There's an old adage about not putting all your eggs in one basket. For those whose only experience with eggs comes on a plate or in the supermarket, let's change it to "Don't pin all your marketing hopes on a single format." If you want to sell your books, you have to start by figuring out who is in your potential audience.  And then you have to find them. You may have already noticed that there are not very many teenagers in bookstores these days. And we've recently been told that college students now find plain e-books boring. But only about 19% of all adult readers actually own a device that lets them read electronic editions of books. We live in a rapidly changing society, and we have to keep up with the latest preferences, but we can't afford to ignore any segment of the reading public.

It can also be confusing to listen to the pundits talk about the latest trends. On one website, we're told that print books are dead, and e-books are the only viable publishing option.  Another says that print books are alive and well, while e-books are a passing fancy. Who do you believe? Well, both, actually.  Let's start by looking at the figures.
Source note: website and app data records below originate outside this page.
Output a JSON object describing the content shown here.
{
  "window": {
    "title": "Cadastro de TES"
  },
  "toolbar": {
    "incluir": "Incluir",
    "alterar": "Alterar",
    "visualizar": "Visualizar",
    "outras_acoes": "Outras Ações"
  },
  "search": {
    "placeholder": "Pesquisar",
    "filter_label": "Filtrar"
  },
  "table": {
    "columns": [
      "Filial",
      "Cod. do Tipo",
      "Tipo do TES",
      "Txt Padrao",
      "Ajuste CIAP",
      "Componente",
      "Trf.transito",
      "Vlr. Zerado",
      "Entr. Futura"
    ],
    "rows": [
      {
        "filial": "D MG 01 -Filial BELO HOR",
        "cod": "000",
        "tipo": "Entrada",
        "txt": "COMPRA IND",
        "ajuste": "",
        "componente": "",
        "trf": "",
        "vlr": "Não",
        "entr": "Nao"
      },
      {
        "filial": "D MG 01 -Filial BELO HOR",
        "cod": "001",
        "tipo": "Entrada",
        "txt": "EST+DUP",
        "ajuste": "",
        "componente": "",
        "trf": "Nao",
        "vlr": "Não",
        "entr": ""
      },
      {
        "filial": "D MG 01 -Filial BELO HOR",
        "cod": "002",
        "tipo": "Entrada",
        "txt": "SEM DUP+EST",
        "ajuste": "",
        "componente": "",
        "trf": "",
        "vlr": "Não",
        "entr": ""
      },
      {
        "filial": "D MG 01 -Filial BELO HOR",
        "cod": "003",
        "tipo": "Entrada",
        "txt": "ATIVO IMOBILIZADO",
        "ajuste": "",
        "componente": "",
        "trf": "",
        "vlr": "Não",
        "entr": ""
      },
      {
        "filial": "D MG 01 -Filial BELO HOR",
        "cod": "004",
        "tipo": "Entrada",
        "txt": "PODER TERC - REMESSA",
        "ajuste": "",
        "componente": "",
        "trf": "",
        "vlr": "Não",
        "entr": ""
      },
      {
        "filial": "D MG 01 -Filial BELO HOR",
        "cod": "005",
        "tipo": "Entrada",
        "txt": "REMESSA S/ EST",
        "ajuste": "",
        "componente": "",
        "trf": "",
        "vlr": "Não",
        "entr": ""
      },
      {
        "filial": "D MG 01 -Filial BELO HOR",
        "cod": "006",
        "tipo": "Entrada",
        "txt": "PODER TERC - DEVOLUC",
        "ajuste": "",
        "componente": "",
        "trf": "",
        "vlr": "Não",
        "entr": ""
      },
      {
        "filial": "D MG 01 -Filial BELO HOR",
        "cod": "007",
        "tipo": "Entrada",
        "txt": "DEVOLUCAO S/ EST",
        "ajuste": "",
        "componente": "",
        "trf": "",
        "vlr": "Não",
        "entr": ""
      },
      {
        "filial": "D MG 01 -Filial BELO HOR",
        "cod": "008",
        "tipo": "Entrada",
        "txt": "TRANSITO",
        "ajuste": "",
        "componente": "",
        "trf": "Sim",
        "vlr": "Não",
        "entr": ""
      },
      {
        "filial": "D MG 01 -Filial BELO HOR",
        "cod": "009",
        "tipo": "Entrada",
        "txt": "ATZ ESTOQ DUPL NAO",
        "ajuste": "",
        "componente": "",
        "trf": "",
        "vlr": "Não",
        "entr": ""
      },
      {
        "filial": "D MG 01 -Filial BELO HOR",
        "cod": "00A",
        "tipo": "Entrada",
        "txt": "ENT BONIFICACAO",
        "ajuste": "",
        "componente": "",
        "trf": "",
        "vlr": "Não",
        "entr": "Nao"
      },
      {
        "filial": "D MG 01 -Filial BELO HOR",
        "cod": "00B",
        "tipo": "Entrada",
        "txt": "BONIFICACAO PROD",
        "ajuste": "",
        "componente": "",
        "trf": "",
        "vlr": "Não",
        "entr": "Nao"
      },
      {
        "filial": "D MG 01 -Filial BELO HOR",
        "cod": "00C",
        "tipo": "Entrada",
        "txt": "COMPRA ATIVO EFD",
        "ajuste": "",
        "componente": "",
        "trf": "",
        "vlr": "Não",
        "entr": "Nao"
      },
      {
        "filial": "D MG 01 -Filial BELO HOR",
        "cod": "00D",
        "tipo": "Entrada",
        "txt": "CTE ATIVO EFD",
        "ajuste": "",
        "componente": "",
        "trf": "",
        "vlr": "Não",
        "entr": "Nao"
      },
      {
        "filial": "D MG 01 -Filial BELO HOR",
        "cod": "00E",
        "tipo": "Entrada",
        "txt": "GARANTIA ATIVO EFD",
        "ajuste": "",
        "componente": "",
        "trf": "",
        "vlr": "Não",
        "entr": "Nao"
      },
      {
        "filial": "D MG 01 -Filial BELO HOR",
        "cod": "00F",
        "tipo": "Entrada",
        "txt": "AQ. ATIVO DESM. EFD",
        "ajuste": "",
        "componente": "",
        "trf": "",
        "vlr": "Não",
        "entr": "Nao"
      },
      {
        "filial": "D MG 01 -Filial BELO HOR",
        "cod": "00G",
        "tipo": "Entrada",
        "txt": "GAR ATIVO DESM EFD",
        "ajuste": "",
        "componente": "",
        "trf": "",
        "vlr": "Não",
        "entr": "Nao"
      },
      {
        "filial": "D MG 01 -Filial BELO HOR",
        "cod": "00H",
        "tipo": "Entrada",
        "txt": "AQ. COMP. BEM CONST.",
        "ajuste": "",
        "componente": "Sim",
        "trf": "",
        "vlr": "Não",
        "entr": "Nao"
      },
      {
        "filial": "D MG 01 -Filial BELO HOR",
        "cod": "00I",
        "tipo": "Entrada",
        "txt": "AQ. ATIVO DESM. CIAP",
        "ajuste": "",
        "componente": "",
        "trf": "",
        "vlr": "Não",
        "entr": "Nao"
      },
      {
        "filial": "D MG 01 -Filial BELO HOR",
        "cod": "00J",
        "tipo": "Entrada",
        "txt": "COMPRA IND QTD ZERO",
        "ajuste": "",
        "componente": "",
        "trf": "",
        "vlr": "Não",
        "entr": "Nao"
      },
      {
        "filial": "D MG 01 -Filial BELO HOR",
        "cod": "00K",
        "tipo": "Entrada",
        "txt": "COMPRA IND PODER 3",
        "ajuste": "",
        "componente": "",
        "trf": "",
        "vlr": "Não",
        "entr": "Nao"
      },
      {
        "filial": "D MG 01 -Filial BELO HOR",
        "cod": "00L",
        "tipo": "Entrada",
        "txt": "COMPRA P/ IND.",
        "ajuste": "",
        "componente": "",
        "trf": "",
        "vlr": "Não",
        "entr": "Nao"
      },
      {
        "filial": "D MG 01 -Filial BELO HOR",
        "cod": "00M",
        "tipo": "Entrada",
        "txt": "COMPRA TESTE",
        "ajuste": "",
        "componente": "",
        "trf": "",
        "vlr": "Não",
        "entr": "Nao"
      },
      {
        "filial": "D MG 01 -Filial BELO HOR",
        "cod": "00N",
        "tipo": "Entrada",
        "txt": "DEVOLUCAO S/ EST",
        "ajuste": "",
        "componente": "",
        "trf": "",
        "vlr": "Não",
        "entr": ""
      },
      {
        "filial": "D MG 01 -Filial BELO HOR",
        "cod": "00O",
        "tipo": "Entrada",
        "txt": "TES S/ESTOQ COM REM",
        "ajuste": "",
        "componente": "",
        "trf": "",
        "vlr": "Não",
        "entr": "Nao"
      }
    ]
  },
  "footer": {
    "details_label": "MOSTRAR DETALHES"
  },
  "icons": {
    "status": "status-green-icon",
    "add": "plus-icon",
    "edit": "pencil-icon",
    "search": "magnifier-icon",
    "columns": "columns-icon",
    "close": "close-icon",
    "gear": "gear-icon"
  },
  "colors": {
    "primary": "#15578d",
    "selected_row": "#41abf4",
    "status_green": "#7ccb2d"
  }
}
In the pie chart, the red segment represents the revenue earned by print books in 2011. Blue represents e-books, and green is for audio books. Conclusion: e-books only yield 15% of the total dollars spent on books. Are you willing to rely solely on Kindle for your income, or would you like a chunk of the other 85%?

Now look at the line graph on the right. The yellow line represents the number of copies sold in print books in the past 15 years. The orange line is for the number of e-books sold. Obviously, e-books are now outselling print books if you just count copies. The lines crossed in 2011. So the answer to the debate between print and Kindle depends on what you want to count.

For me, there are two lessons to be learned here:

 Tip #4.1: Books of all kinds are more popular than ever, so keep writing.  There's a hungry audience out there.
 Tip #4.2: Don't limit yourself to one format. By all means, do use Kindle, but back it up with print copies.


Kindle Tip #3: Format Carefully

You've probably seen an e-book with horrible formatting -- half-lines, gaps where there shouldn't be any, phrases left out, disappearing images, blanks. And you know how annoying they can be.  I know of no quicker way to drive your readers away. You must either resolve to learn the rules or to pay someone to do the formatting for you. But under no circumstances should you let your traditional publisher do the formatting for you.  Not only do most not understand the rules -- they also have no stake in producing an e-book that readers can buy more cheaply than their own print version. I usually have CreateSpace do my conversions for $65.00 a book, because they are a branch of Amazon and understand the process.

A Kindle or other e-reader is NOT a book.  Its size is not set; the reader can make type larger or smaller. It has no pages, and you can't open it at random.  You can't easily read the last page first, if you're one of those who wants to know what happens in advance. Its multiple files are a mystery to most of us who are used to typing manuscripts in  linear fashion.  Fortunately, however, there are rules to help you produce a working Kindle document, even if you don't understand a thing you are doing!
Once again, let me remind you to consult the full set of rules in the free Kindle publishing guide, which you can download at: <http://www.amazon.com/dp/B00822K3Z0>. And be sure you download a fresh copy just before you are ready to begin the formatting, in case Amazon changes the rules. (They tend to do that!)

Start by taking your .doc file and doing a massive "search and replace" operation on it.  Remove all hyphens within a word, all tabs, all double spaces, and all double paragraph breaks. Get rid of all headers and footers, including page numbers (Kindles don't have pages, remember.)

Do any necessary formatting by using the "Format Paragraph" menu. You can choose the size of your paragraph indents there, but keep them small. You can also choose to leave a space between paragraphs if you prefer not to indent. Just don't do both.
 
Before you submit your file, be sure to preview the document on the KDP publishing website, just to be certain that it looks the way you want it  to.